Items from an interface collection

● ● ● ● ●

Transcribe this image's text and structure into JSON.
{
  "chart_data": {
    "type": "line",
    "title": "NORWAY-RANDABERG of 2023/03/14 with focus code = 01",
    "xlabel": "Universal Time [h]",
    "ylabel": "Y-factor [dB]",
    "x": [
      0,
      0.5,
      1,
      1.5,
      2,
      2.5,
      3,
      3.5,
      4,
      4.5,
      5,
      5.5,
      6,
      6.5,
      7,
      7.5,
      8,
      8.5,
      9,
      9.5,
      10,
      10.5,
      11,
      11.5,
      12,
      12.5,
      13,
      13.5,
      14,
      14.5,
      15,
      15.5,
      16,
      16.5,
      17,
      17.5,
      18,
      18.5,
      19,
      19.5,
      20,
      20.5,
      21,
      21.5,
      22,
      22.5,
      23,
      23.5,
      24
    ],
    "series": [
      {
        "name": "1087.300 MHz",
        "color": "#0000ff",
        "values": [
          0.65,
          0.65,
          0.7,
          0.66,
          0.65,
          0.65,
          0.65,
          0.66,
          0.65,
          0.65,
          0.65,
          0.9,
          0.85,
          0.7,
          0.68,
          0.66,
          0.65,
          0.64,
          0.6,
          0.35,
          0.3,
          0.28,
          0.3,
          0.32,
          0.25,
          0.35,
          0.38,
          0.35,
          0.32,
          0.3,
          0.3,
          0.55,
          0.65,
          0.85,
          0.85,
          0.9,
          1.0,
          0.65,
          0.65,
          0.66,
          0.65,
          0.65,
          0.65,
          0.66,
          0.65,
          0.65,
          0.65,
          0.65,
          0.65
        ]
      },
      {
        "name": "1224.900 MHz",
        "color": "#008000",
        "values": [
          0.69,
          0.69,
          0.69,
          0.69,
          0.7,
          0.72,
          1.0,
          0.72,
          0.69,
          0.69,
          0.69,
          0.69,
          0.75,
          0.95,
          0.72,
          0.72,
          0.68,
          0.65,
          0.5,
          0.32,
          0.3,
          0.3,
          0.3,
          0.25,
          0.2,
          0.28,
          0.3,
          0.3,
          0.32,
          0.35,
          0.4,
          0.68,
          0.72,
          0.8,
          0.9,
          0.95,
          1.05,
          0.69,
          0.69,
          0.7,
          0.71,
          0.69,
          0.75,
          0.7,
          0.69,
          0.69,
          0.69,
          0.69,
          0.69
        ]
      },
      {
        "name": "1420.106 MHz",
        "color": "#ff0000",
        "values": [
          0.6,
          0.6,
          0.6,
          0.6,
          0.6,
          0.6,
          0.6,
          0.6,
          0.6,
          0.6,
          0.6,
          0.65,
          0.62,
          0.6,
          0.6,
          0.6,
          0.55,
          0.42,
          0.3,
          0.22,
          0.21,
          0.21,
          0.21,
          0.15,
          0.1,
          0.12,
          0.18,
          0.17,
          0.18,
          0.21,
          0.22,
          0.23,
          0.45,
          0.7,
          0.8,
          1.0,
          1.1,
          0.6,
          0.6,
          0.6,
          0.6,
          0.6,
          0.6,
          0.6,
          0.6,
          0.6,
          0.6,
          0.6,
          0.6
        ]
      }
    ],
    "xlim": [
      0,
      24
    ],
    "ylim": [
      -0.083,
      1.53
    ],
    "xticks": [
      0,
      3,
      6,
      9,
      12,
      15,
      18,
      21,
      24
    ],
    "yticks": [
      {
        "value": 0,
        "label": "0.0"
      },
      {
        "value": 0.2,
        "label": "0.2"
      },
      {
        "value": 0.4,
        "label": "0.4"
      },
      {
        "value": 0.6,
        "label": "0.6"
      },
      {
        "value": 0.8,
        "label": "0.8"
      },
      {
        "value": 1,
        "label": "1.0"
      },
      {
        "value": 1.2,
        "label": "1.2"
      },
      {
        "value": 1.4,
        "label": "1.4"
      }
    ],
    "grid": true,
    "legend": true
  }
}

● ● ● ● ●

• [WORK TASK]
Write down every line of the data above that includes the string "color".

• [TASK OUTPUT]
        "color": "#0000ff",
        "color": "#008000",
        "color": "#ff0000",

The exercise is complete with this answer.